◆ TASK TO CARRY OUT: Which of the lines in the data below contain the string "счета"? Copy each of them.

Element data from apps and pages:
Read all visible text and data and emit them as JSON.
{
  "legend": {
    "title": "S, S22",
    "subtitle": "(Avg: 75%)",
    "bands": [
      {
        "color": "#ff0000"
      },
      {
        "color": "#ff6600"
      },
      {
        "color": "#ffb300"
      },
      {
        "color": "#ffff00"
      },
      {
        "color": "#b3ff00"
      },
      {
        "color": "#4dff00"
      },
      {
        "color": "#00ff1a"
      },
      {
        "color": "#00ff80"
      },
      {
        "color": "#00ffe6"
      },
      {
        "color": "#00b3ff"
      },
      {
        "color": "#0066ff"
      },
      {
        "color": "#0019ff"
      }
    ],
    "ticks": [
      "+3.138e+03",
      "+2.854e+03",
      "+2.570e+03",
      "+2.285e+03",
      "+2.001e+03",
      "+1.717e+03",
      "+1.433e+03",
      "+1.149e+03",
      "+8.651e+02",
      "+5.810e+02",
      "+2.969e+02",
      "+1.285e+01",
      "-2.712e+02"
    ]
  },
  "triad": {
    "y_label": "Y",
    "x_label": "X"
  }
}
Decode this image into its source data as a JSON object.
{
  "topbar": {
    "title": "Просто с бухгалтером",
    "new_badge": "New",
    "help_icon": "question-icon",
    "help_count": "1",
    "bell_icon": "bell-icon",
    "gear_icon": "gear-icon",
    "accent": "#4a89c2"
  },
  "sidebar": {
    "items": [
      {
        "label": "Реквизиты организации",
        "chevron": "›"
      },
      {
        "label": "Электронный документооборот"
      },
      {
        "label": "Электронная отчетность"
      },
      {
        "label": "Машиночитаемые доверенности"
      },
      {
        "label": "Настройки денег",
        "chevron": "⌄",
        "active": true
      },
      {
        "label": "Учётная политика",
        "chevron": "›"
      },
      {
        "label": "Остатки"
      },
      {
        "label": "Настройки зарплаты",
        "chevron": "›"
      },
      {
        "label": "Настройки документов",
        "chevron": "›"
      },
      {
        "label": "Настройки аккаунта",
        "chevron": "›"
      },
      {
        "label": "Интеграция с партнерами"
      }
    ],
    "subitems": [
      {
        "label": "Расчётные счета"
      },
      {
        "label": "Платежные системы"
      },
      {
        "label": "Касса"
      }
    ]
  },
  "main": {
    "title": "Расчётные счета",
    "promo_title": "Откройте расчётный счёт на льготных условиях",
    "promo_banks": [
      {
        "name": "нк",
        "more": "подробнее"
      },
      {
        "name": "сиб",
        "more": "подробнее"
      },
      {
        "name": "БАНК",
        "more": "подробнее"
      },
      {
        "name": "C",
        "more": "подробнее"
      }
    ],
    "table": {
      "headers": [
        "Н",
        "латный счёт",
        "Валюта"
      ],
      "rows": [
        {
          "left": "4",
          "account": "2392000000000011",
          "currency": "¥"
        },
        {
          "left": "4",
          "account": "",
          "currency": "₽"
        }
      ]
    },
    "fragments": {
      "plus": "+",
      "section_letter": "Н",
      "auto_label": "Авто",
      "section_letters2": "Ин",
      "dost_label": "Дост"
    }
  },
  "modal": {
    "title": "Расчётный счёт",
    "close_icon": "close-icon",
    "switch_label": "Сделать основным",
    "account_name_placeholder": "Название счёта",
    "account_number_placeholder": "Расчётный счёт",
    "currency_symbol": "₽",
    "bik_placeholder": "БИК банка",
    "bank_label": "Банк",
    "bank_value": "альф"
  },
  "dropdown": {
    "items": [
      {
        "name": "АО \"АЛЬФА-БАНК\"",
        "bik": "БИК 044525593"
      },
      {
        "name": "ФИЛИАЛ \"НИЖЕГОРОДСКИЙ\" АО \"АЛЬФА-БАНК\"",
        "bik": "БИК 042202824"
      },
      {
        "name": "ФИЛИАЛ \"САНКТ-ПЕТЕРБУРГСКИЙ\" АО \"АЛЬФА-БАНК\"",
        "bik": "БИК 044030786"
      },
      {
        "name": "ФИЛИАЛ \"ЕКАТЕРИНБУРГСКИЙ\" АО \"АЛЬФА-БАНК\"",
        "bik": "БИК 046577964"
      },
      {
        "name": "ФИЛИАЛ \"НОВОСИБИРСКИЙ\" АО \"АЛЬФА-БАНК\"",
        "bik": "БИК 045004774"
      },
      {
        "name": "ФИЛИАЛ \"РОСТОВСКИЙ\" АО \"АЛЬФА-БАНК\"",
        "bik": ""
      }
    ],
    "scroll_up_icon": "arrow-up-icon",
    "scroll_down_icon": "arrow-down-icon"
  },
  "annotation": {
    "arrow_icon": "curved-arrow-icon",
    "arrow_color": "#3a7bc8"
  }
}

◆ REPLY TO THE EXERCISE:
        "label": "Расчётные счета"
    "title": "Расчётные счета",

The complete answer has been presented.